A Golden Autumn Silence
Once upon a stormy time,
a long, long time ago,
the autumn leaves came crashing down
in half a foot of snow.
"Sparking wires," said the scanner,
"sparking wires, wires down.
Stop reporting one by one,
report it town by town."
I'm sure talk got more lively, but
that's when mine went down.
Gasoline won't run the siren,
the pagers worked just fine.
Firemen were needed everywhere,
at dawn, I got back mine.
When the sun came out next morning,
it melted all the snow.
That was sure a blessing:
just chop up trees, and go!
When everyone needs water,
firemen don't need snow.
And then the house got quiet.
No clicks, no whines, no drone.
And then the world got quiet.
The chain saws buzzed alone.
I wanted to write how fine it was.
My typer did not moan.
I have a treadle sewing machine,
a treadle iron — lingers
And seams in polyester
just won't yield to fingers.
At last, one day, a NiMo truck
went by at walking speed
I clapped my hands —
if they hunt for breaks
there can't be much we need
It must be soon, they must be near
the end of their attack,
And sure enough, in two more hours,
sweet cacophony was back.
Beeson Banner: 10 October 1992
Dave left the window in front of
his radio open while he was
operating. Fred fell out, and later
on Frieda jumped out on purpose.
Each jumped back in before I could
get the door open. I shut the
At the meeting before last, one
of the poets asked whether we'd mind
if he brought in an erotic poem.
Knowing this guy gets steamy when
describing a muskmelon, we
nonetheless agreed. Perhaps
inspired by the prospect, everyone
else brought poems that were weird;
I myself forgot that I'd intended to
read from Orson Scott Card's essay
on how to use criticism, and gave a
dramatic presentation of "Your
exclamation points! Alas and Alack!
Convince me! That -- you! are
sitting on a tack." (at least I was
We had a new member. It will be
interesting to see whether she comes
I came home and wrote an erotic
free verse of the now-we-pull-the-
shade school; someday when they have
forgotten this episode, I'll take it
in and see whether anybody gets it.
Then as I was drifting off to
sleep, I wrote a poem just to be
writing a poem; I think it's the
first time I ever thought of writing
a poem first and picked a subject
The rhyme suggested the subject.

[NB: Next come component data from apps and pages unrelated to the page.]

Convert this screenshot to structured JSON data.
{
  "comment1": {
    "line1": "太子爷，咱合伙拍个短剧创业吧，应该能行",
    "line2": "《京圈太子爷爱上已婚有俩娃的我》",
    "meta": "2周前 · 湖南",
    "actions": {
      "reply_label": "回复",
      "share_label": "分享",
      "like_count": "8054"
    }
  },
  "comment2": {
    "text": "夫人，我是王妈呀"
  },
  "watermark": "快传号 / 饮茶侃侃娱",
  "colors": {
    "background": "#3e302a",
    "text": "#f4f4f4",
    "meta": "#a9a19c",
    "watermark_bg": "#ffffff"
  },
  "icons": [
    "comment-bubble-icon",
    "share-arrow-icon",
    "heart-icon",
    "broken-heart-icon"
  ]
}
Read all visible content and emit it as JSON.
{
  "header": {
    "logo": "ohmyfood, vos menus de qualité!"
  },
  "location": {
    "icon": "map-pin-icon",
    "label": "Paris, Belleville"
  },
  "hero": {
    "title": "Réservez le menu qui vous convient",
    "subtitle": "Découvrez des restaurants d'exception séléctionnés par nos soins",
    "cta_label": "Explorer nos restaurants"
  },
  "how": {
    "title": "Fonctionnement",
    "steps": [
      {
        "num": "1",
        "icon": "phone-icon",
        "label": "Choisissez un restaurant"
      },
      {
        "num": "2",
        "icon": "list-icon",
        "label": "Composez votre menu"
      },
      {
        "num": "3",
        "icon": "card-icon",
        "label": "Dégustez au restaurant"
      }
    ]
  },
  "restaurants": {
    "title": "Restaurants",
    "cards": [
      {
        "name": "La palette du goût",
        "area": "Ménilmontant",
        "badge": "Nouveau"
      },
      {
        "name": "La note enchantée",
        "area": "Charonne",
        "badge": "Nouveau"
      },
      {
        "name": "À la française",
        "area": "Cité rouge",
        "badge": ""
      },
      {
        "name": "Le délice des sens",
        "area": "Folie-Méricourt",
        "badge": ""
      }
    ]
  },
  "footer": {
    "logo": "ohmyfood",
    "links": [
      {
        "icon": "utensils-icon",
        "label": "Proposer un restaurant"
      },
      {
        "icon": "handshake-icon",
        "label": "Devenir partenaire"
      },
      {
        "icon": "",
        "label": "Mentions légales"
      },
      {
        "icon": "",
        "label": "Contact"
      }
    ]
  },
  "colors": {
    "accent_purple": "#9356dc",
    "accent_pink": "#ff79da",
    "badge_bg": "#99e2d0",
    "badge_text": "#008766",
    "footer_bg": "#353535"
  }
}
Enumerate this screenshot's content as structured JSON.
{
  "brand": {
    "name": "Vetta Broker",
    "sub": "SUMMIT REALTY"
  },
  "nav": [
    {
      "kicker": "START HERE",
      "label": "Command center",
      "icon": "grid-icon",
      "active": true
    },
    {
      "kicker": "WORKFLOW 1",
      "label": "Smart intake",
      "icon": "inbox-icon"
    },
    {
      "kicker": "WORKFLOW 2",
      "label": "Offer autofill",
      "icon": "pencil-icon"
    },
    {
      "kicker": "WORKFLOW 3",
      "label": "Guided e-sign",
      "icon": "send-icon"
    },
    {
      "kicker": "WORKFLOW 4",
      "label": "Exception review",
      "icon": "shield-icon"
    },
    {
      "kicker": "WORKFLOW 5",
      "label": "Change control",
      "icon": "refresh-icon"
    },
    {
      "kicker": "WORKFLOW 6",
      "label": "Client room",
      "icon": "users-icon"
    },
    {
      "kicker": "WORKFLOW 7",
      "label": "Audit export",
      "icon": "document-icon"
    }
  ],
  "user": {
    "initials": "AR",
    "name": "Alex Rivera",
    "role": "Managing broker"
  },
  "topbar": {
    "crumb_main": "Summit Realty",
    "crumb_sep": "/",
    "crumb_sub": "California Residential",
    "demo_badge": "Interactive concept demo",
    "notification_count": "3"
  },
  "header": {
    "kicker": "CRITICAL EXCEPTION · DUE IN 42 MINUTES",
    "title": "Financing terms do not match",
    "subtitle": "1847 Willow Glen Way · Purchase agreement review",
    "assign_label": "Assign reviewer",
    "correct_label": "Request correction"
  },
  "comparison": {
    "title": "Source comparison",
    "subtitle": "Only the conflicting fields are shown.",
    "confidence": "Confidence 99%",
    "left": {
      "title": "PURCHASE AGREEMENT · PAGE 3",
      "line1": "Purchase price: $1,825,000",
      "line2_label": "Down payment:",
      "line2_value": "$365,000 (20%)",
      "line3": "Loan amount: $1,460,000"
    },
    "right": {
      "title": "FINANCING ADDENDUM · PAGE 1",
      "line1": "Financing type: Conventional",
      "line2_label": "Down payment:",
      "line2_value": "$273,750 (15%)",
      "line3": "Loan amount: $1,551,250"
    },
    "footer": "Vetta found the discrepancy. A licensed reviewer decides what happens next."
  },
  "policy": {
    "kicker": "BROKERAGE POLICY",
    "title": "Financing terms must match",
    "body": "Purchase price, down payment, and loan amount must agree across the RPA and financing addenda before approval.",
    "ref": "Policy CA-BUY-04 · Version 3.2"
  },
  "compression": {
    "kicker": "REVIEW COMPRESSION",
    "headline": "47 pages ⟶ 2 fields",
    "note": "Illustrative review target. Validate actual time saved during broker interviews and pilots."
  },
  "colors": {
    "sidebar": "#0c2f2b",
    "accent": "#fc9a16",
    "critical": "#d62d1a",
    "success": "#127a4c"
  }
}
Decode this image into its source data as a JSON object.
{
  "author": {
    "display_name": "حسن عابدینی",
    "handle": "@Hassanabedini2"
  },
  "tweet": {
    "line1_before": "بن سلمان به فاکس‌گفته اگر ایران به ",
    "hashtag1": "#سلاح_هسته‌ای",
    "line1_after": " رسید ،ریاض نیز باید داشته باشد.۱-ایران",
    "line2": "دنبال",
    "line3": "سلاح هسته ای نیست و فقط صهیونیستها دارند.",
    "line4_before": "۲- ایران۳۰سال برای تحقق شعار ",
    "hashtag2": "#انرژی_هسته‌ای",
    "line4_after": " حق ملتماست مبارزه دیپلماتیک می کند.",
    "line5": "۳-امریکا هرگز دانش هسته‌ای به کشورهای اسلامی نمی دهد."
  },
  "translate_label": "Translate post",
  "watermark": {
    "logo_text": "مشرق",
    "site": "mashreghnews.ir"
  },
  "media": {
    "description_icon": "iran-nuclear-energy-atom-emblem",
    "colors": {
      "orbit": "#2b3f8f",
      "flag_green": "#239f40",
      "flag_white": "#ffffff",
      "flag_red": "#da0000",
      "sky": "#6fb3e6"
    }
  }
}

Casting about to tell a story, I
began, "Once upon a time, a long,
long, time ago..." and, since it
wasn't long after the fifth
anniversary of the October fourth
storm, the line "the autumn leaves
came crashing down in umpteen feet
of snow" suggested itself. So I had
to get out of bed and write it. I
intended the usual camaraderie stuff
about the impromptu pitch-in dinner
etc., but it turned out to be about
how wonderfully quiet it is when the
lights are out.